Awards and collections[edit]

Rudd has won numerous awards for his ceramics, including:

  • Fletcher Brownbuilt Pottery Award (winner 1978, 1980; merit award 1982, 1983)
  • Norsewear Art Award (pottery award winner, 1995; merit award 2000)
  • New Zealand Society of Potters National Exhibition (merit award 1994, 2001; functional excellence award 2009)
  • Whanganui Arts Review (merit award, 1995, 1998; joint winner 2001)
  • WaiClay National Ceramic Award (merit award, 2004)
  • Portage Ceramic Awards (People's Choice award, 2012)

His works are held in the collections of the Auckland Museum, Waikato Museum, The Dowse Art Museum, Te Manawa, Christchurch Art Gallery, Southland Museum and Art Gallery, MTG Hawke's Bay, Sarjeant Gallery, and Otago Museum.[8]:24–25

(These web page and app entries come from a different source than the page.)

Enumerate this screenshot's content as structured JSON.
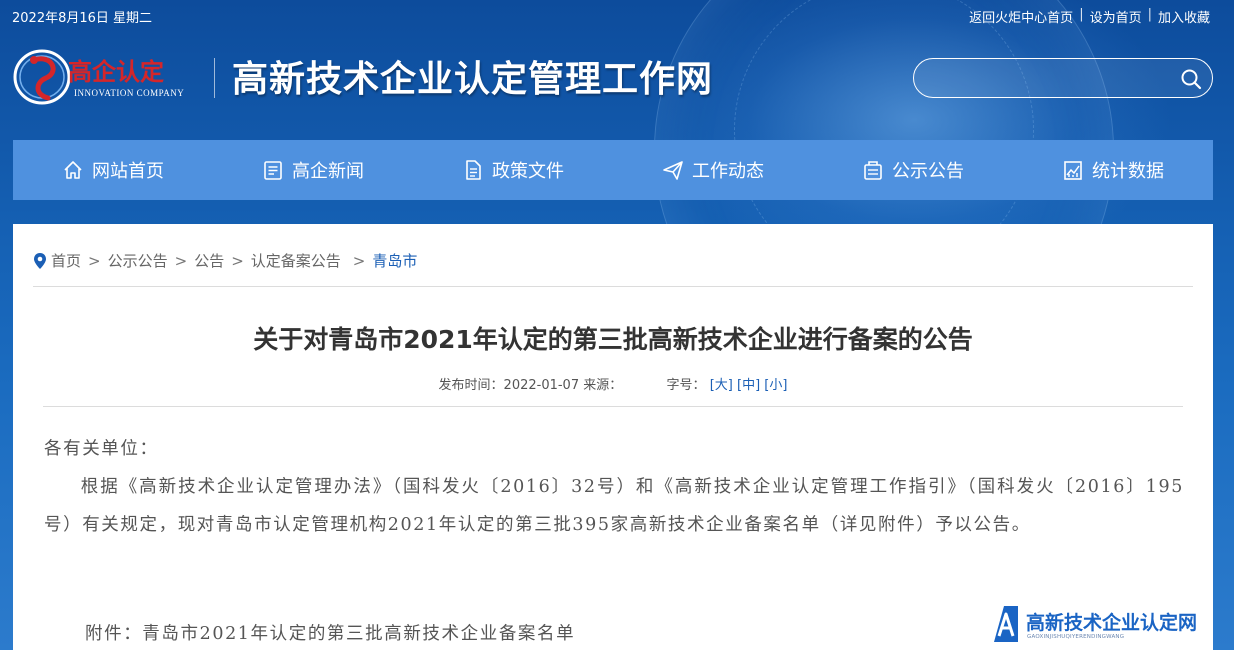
{
  "topbar": {
    "date": "2022年8月16日 星期二",
    "links": [
      "返回火炬中心首页",
      "设为首页",
      "加入收藏"
    ],
    "separator": "|"
  },
  "logo": {
    "cn": "高企认定",
    "en": "INNOVATION COMPANY",
    "site_title": "高新技术企业认定管理工作网"
  },
  "search": {
    "placeholder": "",
    "icon": "search-icon"
  },
  "nav": [
    {
      "label": "网站首页",
      "icon": "home-icon"
    },
    {
      "label": "高企新闻",
      "icon": "news-icon"
    },
    {
      "label": "政策文件",
      "icon": "document-icon"
    },
    {
      "label": "工作动态",
      "icon": "paper-plane-icon"
    },
    {
      "label": "公示公告",
      "icon": "announcement-icon"
    },
    {
      "label": "统计数据",
      "icon": "chart-icon"
    }
  ],
  "breadcrumb": {
    "items": [
      "首页",
      "公示公告",
      "公告",
      "认定备案公告"
    ],
    "current": "青岛市",
    "separator": ">"
  },
  "article": {
    "title": "关于对青岛市2021年认定的第三批高新技术企业进行备案的公告",
    "publish_label": "发布时间：",
    "publish_date": "2022-01-07",
    "source_label": "来源：",
    "source_value": "",
    "font_size_label": "字号：",
    "font_sizes": [
      "[大]",
      "[中]",
      "[小]"
    ],
    "salutation": "各有关单位：",
    "paragraph": "根据《高新技术企业认定管理办法》（国科发火〔2016〕32号）和《高新技术企业认定管理工作指引》（国科发火〔2016〕195号）有关规定，现对青岛市认定管理机构2021年认定的第三批395家高新技术企业备案名单（详见附件）予以公告。",
    "attachment": "附件：青岛市2021年认定的第三批高新技术企业备案名单"
  },
  "watermark": {
    "title": "高新技术企业认定网",
    "subtitle": "GAOXINJISHUQIYERENDINGWANG"
  },
  "colors": {
    "header_blue": "#1560b3",
    "nav_blue": "#4f91df",
    "link_blue": "#1b5fb5",
    "logo_red": "#d4262a"
  }
}
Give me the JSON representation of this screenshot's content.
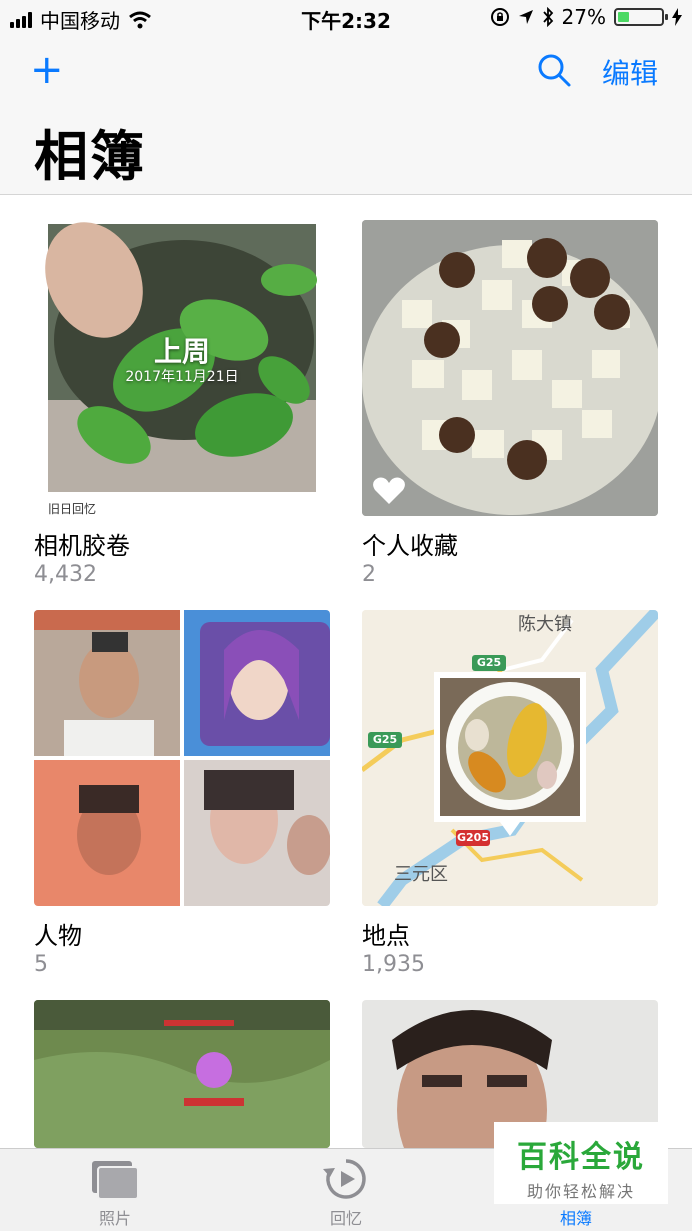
{
  "status": {
    "carrier": "中国移动",
    "time": "下午2:32",
    "battery": "27%",
    "battery_level": 0.27
  },
  "nav": {
    "add_icon": "+",
    "edit": "编辑",
    "title": "相簿"
  },
  "albums": [
    {
      "name": "相机胶卷",
      "count": "4,432",
      "memory_title": "上周",
      "memory_date": "2017年11月21日",
      "memory_caption": "旧日回忆"
    },
    {
      "name": "个人收藏",
      "count": "2"
    },
    {
      "name": "人物",
      "count": "5"
    },
    {
      "name": "地点",
      "count": "1,935",
      "map_labels": [
        "陈大镇",
        "三元区",
        "G25",
        "G25",
        "G205"
      ]
    }
  ],
  "tabs": [
    {
      "label": "照片"
    },
    {
      "label": "回忆"
    },
    {
      "label": "相簿"
    }
  ],
  "watermark": {
    "title": "百科全说",
    "subtitle": "助你轻松解决"
  },
  "colors": {
    "accent": "#0a7aff",
    "battery": "#4cd964",
    "watermark": "#2aa83a"
  }
}
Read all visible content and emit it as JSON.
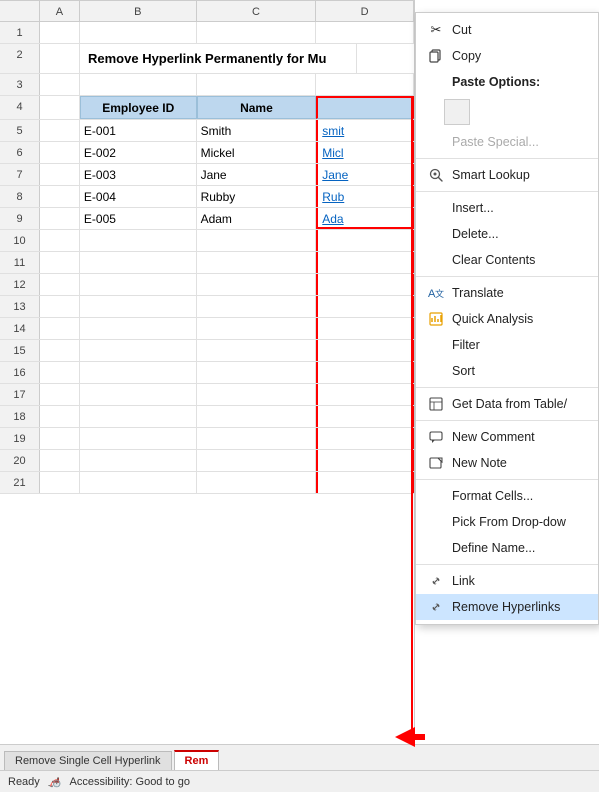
{
  "spreadsheet": {
    "columns": {
      "corner": "",
      "a": "A",
      "b": "B",
      "c": "C",
      "d": "D"
    },
    "rows": [
      {
        "num": "1",
        "a": "",
        "b": "",
        "c": "",
        "d": ""
      },
      {
        "num": "2",
        "a": "",
        "b": "Remove Hyperlink Permanently for Mu",
        "c": "",
        "d": ""
      },
      {
        "num": "3",
        "a": "",
        "b": "",
        "c": "",
        "d": ""
      },
      {
        "num": "4",
        "a": "",
        "b": "Employee ID",
        "c": "Name",
        "d": ""
      },
      {
        "num": "5",
        "a": "",
        "b": "E-001",
        "c": "Smith",
        "d": "smit"
      },
      {
        "num": "6",
        "a": "",
        "b": "E-002",
        "c": "Mickel",
        "d": "Micl"
      },
      {
        "num": "7",
        "a": "",
        "b": "E-003",
        "c": "Jane",
        "d": "Jane"
      },
      {
        "num": "8",
        "a": "",
        "b": "E-004",
        "c": "Rubby",
        "d": "Rub"
      },
      {
        "num": "9",
        "a": "",
        "b": "E-005",
        "c": "Adam",
        "d": "Ada"
      },
      {
        "num": "10",
        "a": "",
        "b": "",
        "c": "",
        "d": ""
      },
      {
        "num": "11",
        "a": "",
        "b": "",
        "c": "",
        "d": ""
      },
      {
        "num": "12",
        "a": "",
        "b": "",
        "c": "",
        "d": ""
      },
      {
        "num": "13",
        "a": "",
        "b": "",
        "c": "",
        "d": ""
      },
      {
        "num": "14",
        "a": "",
        "b": "",
        "c": "",
        "d": ""
      },
      {
        "num": "15",
        "a": "",
        "b": "",
        "c": "",
        "d": ""
      },
      {
        "num": "16",
        "a": "",
        "b": "",
        "c": "",
        "d": ""
      },
      {
        "num": "17",
        "a": "",
        "b": "",
        "c": "",
        "d": ""
      },
      {
        "num": "18",
        "a": "",
        "b": "",
        "c": "",
        "d": ""
      },
      {
        "num": "19",
        "a": "",
        "b": "",
        "c": "",
        "d": ""
      },
      {
        "num": "20",
        "a": "",
        "b": "",
        "c": "",
        "d": ""
      },
      {
        "num": "21",
        "a": "",
        "b": "",
        "c": "",
        "d": ""
      }
    ]
  },
  "context_menu": {
    "items": [
      {
        "id": "cut",
        "icon": "✂",
        "label": "Cut",
        "enabled": true
      },
      {
        "id": "copy",
        "icon": "📋",
        "label": "Copy",
        "enabled": true
      },
      {
        "id": "paste-options-title",
        "label": "Paste Options:",
        "type": "title",
        "enabled": false
      },
      {
        "id": "paste-special",
        "icon": "",
        "label": "Paste Special...",
        "enabled": false
      },
      {
        "id": "sep1",
        "type": "separator"
      },
      {
        "id": "smart-lookup",
        "icon": "🔍",
        "label": "Smart Lookup",
        "enabled": true
      },
      {
        "id": "sep2",
        "type": "separator"
      },
      {
        "id": "insert",
        "icon": "",
        "label": "Insert...",
        "enabled": true
      },
      {
        "id": "delete",
        "icon": "",
        "label": "Delete...",
        "enabled": true
      },
      {
        "id": "clear-contents",
        "icon": "",
        "label": "Clear Contents",
        "enabled": true
      },
      {
        "id": "sep3",
        "type": "separator"
      },
      {
        "id": "translate",
        "icon": "🌐",
        "label": "Translate",
        "enabled": true
      },
      {
        "id": "quick-analysis",
        "icon": "⚡",
        "label": "Quick Analysis",
        "enabled": true
      },
      {
        "id": "filter",
        "icon": "",
        "label": "Filter",
        "enabled": true
      },
      {
        "id": "sort",
        "icon": "",
        "label": "Sort",
        "enabled": true
      },
      {
        "id": "sep4",
        "type": "separator"
      },
      {
        "id": "get-data",
        "icon": "📊",
        "label": "Get Data from Table/",
        "enabled": true
      },
      {
        "id": "sep5",
        "type": "separator"
      },
      {
        "id": "new-comment",
        "icon": "💬",
        "label": "New Comment",
        "enabled": true
      },
      {
        "id": "new-note",
        "icon": "📝",
        "label": "New Note",
        "enabled": true
      },
      {
        "id": "sep6",
        "type": "separator"
      },
      {
        "id": "format-cells",
        "icon": "",
        "label": "Format Cells...",
        "enabled": true
      },
      {
        "id": "pick-from-dropdown",
        "icon": "",
        "label": "Pick From Drop-dow",
        "enabled": true
      },
      {
        "id": "define-name",
        "icon": "",
        "label": "Define Name...",
        "enabled": true
      },
      {
        "id": "sep7",
        "type": "separator"
      },
      {
        "id": "link",
        "icon": "🔗",
        "label": "Link",
        "enabled": true
      },
      {
        "id": "remove-hyperlinks",
        "icon": "🔗",
        "label": "Remove Hyperlinks",
        "enabled": true,
        "highlighted": true
      }
    ]
  },
  "sheet_tabs": [
    {
      "id": "tab1",
      "label": "Remove Single Cell Hyperlink",
      "active": false
    },
    {
      "id": "tab2",
      "label": "Rem",
      "active": true
    }
  ],
  "status_bar": {
    "ready": "Ready",
    "accessibility": "🦽",
    "accessibility_text": "Accessibility: Good to go"
  }
}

References[edit]

  1. ^ a b Schamroth, Helen (1998). 100 New Zealand Craft Artists. Auckland: Random House. ISBN 1869620364.
  2. ^ a b c d e McClintock, Sarah (2015). Rick Rudd: Beyond True to Form. Whanganui: Sarjeant Gallery Te Whare o Rehua. ISBN 9780994101211.
  3. ^ a b Parker, John; Parkinson, Cecilia (1988). Profiles: 24 New Zealand potters. Auckland: David Bateman. ISBN 0908610793.:80
  4. ^ Mackenzie, Kyla (26 October 2011). "Summer School Interview Series: Rick Rudd". Retrieved 17 January 2015.
  5. ^ "Rick Rudd". Masterworks Gallery. Retrieved 17 January 2015.
  6. ^ "Rick Rudd: Beyond True to Form". Sarjeant Gallery Te Whare o Rehua. Retrieved 22 March 2015.
  7. ^ Mansfield, Janet. Contemporary Ceramic Art in Australia and New Zealand. Rosefield East, NSW: Craftsman House. p. 128. ISBN 9768097329.
  8. ^ a b c d e Raynor, Paul (1996). True to form: Rick Rudd: a survey exhibition of works 1968–1996. Wanganui: Sarjeant Gallery.:4–6

Further reading[edit]